To get more speed, ee'd have to bring new password selection deeper into the code. For example, we could pass in a single password, and the code could add the constants {0,1,2,3, 4, 5,6,7} onto the end, thus choosing the eight sequential passwords in only a single clock cycle.

In order to defeat parallel cracking of hashes, the next hash standard could include parallel elements itself. They would have to break the long dependency chains in the algorithm into 8 independent chains. This means they could also increase the number of logical operations within the algorithm, making it 8 times stronger. Thus, a single hash could be calculated in the same 500 cycles as today's hashes, but with 8 times the number of logic operations. Brute-force crackers would therefore get no benefit from checking multiple keys at the same time.

An alternate design technique would be to include features that make SIMD processing difficult. Raw cryptographic operations consist of "permutations" and "substitutions". A permutation is an operation like "shift", "xor", "add", etc. A substitution is a table lookup of a new, mathematically unrelated value given a current value. For example, give a byte with a value of 0x61, looking the up in a table might replace that with 0xF7. There are SIMD instructions for all the permutation operators, but there aren't any equivalents for substitution operations.

The hashes we use now for passwords, such as MD4 and MD5, do not use substitutions, which is why they can be accelerated with SIMD. Some passwords still use DES, which contains a lot of substitution operations. Luckily (for crackers), a DES substitution can be replaced with multiple permutations, so it still gets accelerated by SIMD, but not as much acceleration as with MD5.

All of this may become a moot point. You can now get cheap FPGAs (for example, from Pico Computing) and open source code that cracks passwords even faster. You can also exploit graphics cards (and their GPUs) for faster cracking. Finally, botnets can herd millions of machines into a password cracking effort. With all this additional power, making software cracking slightly harder may not be worth it.
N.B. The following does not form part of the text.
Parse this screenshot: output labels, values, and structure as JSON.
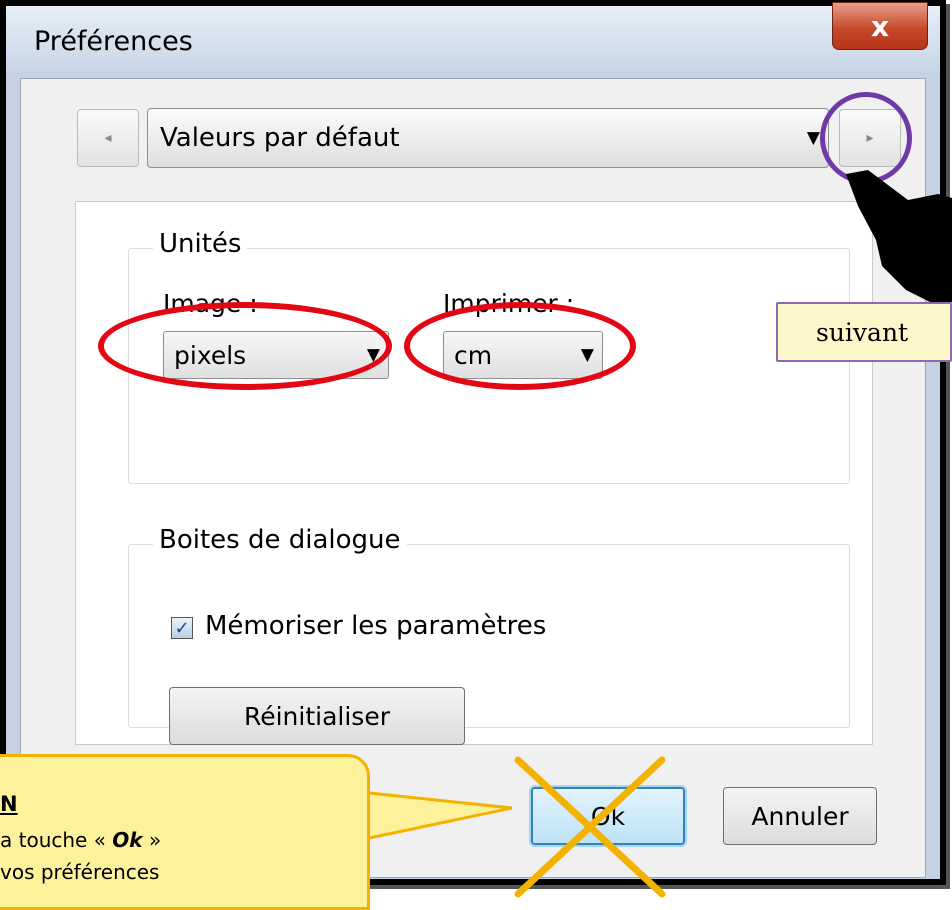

CONCLUSION: Today's crypto algorithms ignore the practicalities of software brute-force cracking. As a result, they are a few bits less effective than theory would admit. The reason is that carefully designed cracking code can take advantage of the parallelism in modern processors (multiple execution units, SIMD processors). A few algorithmic changes can defeat this, either by incorporating parallelism into the algorithm design, or by including features that are difficult to make parallel. This may be unnecessary: while the majority of brute-force cracking is done in software today, hardware approaches using FPGAs or graphics-cards may be the way of the future.

FAQ: BTW, by "multiple execution units", I mean in a single CPU core. I'm ignoring multiple cores, which do make cracking faster as well, but at the normal Moore's Law progression.


mokum von Amsterdam said...

Funny that you mention cracking pwd's ATM. The user of the GPU seems a good option too:

Scott said...

Yes I find that running a personal firewall does help to keep threats off of my computer but there’s a lot more to antivirus internet security than just a firewall. As we all know a good firewall keeps something things out and can help protect against some viruses and data theft but many common spyware and malware attacks often find their way through.

The trick today when dealing with pc security is to find one comprehensive program that does it all. You need shouldn’t have to purchase Identity Theft Software in addition to other endpoint security programs, this type of thing should be included in one package. So my advice to you is to spend some time looking around the internet for good a program that will provide you with complete desktop security because a firewall alone just isn’t going to cut it.

Chris Adams said...

At some point doesn't it make more sense to focus on updating common systems to use something like bcrypt? I suspect that everyone will hear that they should use "AHS1() because it's really hacker-proof" and we'll be in the same situation after a few cycles of Moore's Law.

UncleK said...

Is your envisioned attack scenario that of someone getting hold of a machine and attacking the password store?